### [Task description]
Looking at the data below, count the lines that contain the string "profession". Write only the total.

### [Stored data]
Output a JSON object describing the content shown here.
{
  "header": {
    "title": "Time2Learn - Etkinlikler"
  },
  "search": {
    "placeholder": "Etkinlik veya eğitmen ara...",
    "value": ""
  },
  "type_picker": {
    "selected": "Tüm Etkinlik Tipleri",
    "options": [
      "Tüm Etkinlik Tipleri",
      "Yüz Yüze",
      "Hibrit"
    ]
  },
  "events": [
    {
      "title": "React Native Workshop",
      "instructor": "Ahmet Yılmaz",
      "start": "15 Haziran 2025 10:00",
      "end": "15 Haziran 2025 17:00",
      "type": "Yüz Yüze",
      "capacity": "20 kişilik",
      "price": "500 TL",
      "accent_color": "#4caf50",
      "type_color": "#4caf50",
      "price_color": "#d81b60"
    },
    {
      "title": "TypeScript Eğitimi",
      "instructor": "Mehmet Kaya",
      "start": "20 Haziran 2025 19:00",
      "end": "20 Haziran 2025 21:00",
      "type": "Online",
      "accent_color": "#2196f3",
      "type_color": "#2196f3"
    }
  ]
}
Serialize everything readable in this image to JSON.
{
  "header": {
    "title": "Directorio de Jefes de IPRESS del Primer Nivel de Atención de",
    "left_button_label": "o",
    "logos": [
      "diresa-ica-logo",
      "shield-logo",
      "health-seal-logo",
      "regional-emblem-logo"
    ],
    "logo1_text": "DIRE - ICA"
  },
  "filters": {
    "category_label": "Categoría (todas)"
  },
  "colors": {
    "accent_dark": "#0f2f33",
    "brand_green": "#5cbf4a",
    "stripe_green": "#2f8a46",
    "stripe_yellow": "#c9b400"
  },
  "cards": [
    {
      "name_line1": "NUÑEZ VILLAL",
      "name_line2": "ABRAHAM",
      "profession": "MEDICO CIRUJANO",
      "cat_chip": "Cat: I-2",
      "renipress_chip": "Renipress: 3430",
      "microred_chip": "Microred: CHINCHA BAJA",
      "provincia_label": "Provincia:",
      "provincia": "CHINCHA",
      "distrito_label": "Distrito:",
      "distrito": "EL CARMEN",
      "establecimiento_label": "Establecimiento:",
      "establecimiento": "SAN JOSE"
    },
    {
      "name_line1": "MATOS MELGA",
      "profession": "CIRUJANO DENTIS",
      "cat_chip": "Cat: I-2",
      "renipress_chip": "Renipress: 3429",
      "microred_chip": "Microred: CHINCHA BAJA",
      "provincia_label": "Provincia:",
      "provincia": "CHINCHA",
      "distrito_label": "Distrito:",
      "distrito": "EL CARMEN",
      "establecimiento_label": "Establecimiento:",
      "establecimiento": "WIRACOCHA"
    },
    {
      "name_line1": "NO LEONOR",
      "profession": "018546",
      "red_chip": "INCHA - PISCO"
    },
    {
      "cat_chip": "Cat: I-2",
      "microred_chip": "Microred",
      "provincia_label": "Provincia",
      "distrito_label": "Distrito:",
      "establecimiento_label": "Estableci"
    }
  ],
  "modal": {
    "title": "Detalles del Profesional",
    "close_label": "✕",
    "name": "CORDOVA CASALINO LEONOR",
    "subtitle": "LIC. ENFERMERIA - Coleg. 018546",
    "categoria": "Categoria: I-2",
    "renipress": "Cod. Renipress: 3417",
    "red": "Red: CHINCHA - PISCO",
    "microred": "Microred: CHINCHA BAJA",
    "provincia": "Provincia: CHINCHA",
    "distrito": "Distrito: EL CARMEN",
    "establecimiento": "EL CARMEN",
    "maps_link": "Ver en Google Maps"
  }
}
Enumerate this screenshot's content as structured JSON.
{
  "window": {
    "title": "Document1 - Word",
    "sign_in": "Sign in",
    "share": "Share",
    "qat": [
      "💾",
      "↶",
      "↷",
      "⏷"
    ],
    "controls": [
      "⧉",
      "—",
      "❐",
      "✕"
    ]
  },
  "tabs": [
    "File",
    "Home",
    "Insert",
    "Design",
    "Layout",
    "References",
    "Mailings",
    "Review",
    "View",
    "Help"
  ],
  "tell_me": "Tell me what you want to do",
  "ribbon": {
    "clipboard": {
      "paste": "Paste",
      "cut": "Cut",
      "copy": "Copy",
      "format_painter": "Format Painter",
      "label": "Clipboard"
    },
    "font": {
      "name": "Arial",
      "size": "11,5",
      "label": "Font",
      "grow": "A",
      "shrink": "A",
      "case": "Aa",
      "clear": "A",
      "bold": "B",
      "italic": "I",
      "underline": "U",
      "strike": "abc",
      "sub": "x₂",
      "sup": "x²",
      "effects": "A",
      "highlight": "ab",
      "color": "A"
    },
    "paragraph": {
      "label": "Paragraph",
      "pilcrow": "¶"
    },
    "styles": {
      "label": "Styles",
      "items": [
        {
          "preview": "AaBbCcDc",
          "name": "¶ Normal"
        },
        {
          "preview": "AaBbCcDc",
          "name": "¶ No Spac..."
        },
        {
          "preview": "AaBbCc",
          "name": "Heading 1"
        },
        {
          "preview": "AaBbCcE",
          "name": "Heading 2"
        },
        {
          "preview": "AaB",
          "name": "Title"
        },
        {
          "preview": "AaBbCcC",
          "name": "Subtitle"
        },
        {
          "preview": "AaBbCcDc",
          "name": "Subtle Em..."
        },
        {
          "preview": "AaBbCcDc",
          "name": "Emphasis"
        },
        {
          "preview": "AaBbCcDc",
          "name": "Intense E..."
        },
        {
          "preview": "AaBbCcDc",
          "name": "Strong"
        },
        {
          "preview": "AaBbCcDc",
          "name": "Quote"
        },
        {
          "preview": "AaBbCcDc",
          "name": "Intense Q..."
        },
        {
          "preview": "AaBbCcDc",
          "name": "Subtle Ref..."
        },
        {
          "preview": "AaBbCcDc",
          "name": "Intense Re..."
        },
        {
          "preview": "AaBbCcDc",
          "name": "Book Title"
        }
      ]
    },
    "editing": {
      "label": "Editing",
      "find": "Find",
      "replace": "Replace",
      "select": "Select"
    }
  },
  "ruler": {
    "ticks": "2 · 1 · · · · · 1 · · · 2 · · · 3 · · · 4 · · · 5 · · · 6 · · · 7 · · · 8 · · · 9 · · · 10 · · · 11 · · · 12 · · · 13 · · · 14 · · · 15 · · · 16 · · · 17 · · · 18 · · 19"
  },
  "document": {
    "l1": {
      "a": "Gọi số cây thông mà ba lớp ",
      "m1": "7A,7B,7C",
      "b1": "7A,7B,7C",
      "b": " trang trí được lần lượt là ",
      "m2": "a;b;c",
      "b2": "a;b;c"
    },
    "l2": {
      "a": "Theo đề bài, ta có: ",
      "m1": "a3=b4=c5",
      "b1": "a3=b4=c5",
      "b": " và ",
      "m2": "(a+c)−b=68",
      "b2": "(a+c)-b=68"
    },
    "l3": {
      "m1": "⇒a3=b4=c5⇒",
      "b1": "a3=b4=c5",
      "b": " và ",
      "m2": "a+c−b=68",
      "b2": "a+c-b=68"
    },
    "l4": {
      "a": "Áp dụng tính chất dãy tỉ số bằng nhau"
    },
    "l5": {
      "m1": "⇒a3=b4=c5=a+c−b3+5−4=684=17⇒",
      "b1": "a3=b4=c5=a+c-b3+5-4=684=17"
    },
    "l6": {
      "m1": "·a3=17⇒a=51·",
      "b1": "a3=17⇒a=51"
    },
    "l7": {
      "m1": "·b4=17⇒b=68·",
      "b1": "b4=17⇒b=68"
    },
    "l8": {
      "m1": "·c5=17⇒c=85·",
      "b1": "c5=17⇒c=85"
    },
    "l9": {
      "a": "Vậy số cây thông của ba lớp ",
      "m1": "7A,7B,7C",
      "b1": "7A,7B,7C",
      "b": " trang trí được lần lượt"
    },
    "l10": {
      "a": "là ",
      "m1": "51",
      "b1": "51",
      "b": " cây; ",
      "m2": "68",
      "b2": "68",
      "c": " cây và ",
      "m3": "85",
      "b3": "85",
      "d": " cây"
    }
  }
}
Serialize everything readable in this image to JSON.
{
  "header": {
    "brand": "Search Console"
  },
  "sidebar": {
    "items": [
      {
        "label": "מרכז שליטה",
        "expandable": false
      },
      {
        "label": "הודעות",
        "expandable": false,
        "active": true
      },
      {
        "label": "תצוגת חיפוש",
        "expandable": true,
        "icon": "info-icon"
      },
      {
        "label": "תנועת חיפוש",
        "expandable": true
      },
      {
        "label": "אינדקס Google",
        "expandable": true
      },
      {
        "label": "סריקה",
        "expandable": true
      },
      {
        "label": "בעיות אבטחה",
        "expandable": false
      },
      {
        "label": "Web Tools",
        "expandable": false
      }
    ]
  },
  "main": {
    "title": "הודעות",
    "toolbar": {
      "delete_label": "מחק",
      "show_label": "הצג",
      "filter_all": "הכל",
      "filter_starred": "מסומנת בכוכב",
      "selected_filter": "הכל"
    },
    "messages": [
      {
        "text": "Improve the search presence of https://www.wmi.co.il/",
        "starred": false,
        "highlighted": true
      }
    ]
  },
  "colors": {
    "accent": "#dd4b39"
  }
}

### [Answer]
3